National development mirrored local decisions made based on experience in the field. At precisely the same time as group members decided on the necessity to purchase PPE, including face masks, the UK and Devolved Governments each issued their guidance on the use of face coverings in public. The different positions adopted by the UK and Devolved Governments were the subjects of considerable debate as was the issue of the wearing coverings themselves. At least the group had a clear-cut position on their use.
The members of the; Hope, Caergwrle & District Voluntary Action Group were just part of the overall response to the Covid-19 pandemic within the local community. Numerous other individuals supported their own families and friends throughout the lockdown. Several businesses had their delivery systems working independently of the volunteers and serving the borough well. By working together, local people showed the true meaning of community at a time of need. It also helped greatly that, despite some breaches of the lockdown regulations, the vast majority of local people adhered to the regulations by staying home, protecting the NHS and saving lives.
Throughout this period, volunteers were also involved in other deliveries for family and friends that went unrecorded. As a group, 19 volunteers made 289 deliveries of food and 572 pharmaceutical deliveries between 25th March. This was two days after official “lockdown” commenced and 16th August when “shielding” came to an end in Wales. They also undertook 53 dog-walking excursions for those who had been unable to leave home themselves.
At the time of writing, everyone is hoping that the strategy adopted by the UK and Welsh Governments, the sterling work of the NHS and key workers, the compliance by the public and the activities of groups such as this one will ensure that there is not a second wave of coronavirus and the need for a further lockdown. Local spikes have compounded the uncertainty in outbreaks and fears for the winter. Although the recent news has been a little more encouraging.

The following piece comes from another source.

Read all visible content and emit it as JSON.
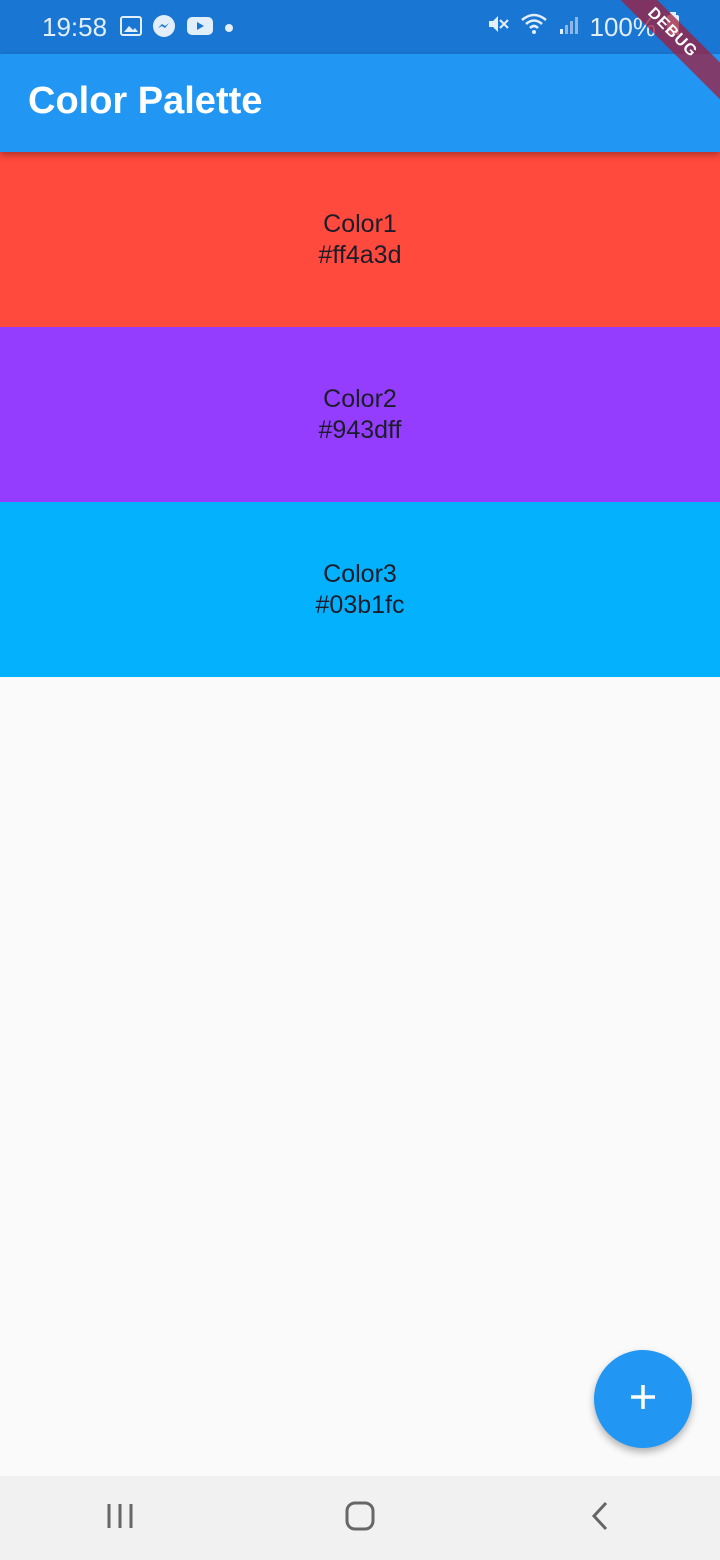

Next month, we hear from Gill Pearson whose involvement has been pivotal to the success of the operation.
Readers are welcome to contact the author with any news or views at firstname.lastname@example.org or by calling
01978 761 523.
Finally, thank you for reading ‘Alyn Villages Covid-19 Pandemic Response by David Healey’. For more Covid-19 updates, click here.